* _What to produce_: For the word "this", find each line in the entries where it occurs and copy that line.

[Records excerpted from a collection]
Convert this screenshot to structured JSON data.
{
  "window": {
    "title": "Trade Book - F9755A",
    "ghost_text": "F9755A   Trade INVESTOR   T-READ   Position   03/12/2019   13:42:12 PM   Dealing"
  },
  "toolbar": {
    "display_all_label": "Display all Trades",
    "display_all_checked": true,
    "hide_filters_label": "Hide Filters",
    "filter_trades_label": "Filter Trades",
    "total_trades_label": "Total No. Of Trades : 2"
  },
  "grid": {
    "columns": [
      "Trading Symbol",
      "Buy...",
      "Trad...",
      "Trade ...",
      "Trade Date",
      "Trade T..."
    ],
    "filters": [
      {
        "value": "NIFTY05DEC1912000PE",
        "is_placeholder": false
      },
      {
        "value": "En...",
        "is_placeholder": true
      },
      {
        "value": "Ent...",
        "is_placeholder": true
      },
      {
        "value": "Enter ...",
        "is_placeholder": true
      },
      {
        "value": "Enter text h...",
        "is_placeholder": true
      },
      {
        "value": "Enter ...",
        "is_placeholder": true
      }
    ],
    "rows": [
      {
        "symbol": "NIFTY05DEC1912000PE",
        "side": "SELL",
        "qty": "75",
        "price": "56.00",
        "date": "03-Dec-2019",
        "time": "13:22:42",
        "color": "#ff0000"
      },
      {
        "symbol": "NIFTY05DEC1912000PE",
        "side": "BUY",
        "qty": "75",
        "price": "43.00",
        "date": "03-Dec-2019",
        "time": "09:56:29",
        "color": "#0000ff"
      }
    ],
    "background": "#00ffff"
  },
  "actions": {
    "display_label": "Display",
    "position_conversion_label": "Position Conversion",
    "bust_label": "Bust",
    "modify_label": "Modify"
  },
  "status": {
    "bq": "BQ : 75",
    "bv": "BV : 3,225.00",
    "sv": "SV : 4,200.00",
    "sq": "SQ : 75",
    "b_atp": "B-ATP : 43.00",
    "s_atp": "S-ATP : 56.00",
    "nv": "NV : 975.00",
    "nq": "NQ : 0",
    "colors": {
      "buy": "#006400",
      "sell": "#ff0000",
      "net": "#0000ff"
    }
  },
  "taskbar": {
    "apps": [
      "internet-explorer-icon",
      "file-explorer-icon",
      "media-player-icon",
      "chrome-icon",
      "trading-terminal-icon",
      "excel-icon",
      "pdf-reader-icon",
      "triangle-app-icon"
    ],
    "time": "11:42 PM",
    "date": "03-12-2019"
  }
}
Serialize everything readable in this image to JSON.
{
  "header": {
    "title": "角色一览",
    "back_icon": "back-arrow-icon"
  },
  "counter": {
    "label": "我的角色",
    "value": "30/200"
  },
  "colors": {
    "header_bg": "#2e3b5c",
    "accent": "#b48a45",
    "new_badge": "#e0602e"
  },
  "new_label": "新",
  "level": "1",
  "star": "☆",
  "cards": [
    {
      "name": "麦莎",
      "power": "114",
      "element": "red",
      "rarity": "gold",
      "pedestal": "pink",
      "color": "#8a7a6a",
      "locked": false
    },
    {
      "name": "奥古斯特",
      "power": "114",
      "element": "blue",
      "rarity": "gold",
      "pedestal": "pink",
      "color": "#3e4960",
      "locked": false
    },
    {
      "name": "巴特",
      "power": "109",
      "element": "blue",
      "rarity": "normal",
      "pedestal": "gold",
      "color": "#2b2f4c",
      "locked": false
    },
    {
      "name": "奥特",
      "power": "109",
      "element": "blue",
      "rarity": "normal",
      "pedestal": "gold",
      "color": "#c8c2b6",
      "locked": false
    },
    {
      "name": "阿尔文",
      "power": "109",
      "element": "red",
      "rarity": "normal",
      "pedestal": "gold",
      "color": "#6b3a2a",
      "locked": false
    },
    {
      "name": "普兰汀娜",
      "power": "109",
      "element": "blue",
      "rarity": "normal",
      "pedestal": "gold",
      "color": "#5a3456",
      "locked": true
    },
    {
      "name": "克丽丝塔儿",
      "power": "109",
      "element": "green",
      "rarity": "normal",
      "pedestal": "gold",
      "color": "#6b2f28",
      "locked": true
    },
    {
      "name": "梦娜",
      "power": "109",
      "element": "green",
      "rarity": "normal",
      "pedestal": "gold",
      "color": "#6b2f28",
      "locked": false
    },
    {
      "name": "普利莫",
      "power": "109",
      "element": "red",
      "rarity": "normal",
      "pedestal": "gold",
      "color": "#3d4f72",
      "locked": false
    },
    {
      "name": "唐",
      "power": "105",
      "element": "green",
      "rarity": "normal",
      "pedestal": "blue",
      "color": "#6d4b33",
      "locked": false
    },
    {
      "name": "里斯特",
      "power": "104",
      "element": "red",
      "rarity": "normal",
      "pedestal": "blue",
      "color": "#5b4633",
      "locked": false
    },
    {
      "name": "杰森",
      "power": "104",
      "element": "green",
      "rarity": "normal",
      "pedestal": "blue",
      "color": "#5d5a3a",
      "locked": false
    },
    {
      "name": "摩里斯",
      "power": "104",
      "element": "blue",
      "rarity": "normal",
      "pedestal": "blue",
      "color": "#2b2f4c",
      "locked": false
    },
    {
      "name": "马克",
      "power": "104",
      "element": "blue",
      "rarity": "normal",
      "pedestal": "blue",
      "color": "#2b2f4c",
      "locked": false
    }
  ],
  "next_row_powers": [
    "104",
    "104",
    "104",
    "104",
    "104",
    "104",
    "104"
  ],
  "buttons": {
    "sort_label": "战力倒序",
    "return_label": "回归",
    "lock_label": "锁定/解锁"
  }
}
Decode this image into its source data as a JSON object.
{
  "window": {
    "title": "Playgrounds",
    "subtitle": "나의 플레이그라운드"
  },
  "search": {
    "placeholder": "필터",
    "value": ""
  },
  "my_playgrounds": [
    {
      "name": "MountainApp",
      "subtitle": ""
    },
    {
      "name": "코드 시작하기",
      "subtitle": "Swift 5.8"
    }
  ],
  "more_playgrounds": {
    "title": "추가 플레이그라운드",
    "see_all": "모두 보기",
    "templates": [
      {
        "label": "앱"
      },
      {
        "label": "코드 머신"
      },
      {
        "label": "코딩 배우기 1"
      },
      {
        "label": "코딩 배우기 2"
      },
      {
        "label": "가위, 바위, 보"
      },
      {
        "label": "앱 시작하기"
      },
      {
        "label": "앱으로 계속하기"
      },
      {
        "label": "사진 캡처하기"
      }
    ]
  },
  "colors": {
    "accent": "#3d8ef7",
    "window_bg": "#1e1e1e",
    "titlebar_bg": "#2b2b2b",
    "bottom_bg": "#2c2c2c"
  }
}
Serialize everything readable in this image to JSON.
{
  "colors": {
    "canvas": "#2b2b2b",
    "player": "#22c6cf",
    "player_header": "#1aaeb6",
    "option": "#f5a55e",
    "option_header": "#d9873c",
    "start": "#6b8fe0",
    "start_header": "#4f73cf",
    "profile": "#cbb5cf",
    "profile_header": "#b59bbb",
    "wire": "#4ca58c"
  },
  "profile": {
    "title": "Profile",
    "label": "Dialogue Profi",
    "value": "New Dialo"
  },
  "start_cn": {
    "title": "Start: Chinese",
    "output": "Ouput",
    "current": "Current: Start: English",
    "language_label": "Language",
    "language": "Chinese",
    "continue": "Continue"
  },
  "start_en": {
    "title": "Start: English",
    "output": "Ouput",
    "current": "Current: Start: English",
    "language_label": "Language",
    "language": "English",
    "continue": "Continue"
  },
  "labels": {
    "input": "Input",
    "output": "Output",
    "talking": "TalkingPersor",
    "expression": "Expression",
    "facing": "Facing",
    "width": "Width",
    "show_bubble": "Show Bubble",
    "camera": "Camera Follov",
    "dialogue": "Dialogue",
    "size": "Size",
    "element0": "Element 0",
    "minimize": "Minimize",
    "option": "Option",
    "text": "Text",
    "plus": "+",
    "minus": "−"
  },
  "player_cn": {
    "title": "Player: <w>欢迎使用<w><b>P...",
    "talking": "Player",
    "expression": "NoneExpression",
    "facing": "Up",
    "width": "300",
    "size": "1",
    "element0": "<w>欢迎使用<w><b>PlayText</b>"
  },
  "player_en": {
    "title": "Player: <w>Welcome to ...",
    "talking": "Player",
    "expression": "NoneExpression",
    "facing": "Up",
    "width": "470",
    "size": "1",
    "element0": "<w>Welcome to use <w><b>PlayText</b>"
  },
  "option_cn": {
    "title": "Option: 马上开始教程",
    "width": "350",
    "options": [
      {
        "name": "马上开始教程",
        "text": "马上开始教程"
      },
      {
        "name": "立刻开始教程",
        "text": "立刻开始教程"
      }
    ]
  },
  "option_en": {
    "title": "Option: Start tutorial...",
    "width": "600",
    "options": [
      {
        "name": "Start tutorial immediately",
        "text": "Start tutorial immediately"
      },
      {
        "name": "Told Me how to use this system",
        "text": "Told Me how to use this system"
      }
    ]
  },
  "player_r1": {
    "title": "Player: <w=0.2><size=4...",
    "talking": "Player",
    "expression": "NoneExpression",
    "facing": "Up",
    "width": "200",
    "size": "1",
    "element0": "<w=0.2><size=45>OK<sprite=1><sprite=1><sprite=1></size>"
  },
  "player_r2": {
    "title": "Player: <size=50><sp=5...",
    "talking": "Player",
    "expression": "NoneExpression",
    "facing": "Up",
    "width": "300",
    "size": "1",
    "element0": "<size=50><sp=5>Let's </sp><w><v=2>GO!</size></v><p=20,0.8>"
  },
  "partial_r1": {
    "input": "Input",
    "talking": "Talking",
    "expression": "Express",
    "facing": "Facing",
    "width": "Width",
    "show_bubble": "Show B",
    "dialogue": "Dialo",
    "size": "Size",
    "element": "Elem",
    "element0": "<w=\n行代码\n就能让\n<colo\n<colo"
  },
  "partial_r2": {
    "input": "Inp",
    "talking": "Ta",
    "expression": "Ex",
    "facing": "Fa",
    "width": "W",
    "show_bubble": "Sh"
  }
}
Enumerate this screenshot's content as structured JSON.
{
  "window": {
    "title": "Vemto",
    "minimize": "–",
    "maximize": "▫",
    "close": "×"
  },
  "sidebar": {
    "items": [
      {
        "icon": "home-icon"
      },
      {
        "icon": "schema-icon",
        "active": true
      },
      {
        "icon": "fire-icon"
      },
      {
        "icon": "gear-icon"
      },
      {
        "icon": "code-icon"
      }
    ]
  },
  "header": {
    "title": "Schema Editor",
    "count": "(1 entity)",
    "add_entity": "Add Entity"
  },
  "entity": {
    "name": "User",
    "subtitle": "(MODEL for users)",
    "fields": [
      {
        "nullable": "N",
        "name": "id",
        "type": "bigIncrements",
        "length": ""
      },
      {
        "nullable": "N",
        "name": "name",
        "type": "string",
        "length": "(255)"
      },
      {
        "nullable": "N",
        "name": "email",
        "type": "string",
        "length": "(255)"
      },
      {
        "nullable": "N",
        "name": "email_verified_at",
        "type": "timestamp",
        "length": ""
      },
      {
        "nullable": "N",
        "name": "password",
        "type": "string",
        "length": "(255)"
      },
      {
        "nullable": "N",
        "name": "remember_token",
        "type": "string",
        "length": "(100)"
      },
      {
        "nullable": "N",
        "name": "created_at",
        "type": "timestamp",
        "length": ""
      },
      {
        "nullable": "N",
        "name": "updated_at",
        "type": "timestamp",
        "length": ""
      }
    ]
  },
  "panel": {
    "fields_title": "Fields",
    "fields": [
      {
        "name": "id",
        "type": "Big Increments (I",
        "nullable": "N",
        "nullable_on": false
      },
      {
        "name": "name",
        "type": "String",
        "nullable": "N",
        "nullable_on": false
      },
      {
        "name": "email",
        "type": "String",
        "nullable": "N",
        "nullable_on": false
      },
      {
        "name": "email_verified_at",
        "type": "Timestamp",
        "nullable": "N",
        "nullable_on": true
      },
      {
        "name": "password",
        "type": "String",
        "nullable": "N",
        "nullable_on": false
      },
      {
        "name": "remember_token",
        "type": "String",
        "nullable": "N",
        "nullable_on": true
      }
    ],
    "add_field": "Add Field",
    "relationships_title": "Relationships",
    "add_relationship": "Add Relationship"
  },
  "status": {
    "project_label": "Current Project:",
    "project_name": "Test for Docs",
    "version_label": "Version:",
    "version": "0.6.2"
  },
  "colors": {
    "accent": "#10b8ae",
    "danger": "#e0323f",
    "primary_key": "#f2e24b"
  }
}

* _The completed task_:
Convert this screenshot to structured JSON data.
Serialize everything readable in this image to JSON.
Decode this image into its source data as a JSON object.
Serialize everything readable in this image to JSON.
        "name": "Told Me how to use this system",
        "text": "Told Me how to use this system"
Enumerate this screenshot's content as structured JSON.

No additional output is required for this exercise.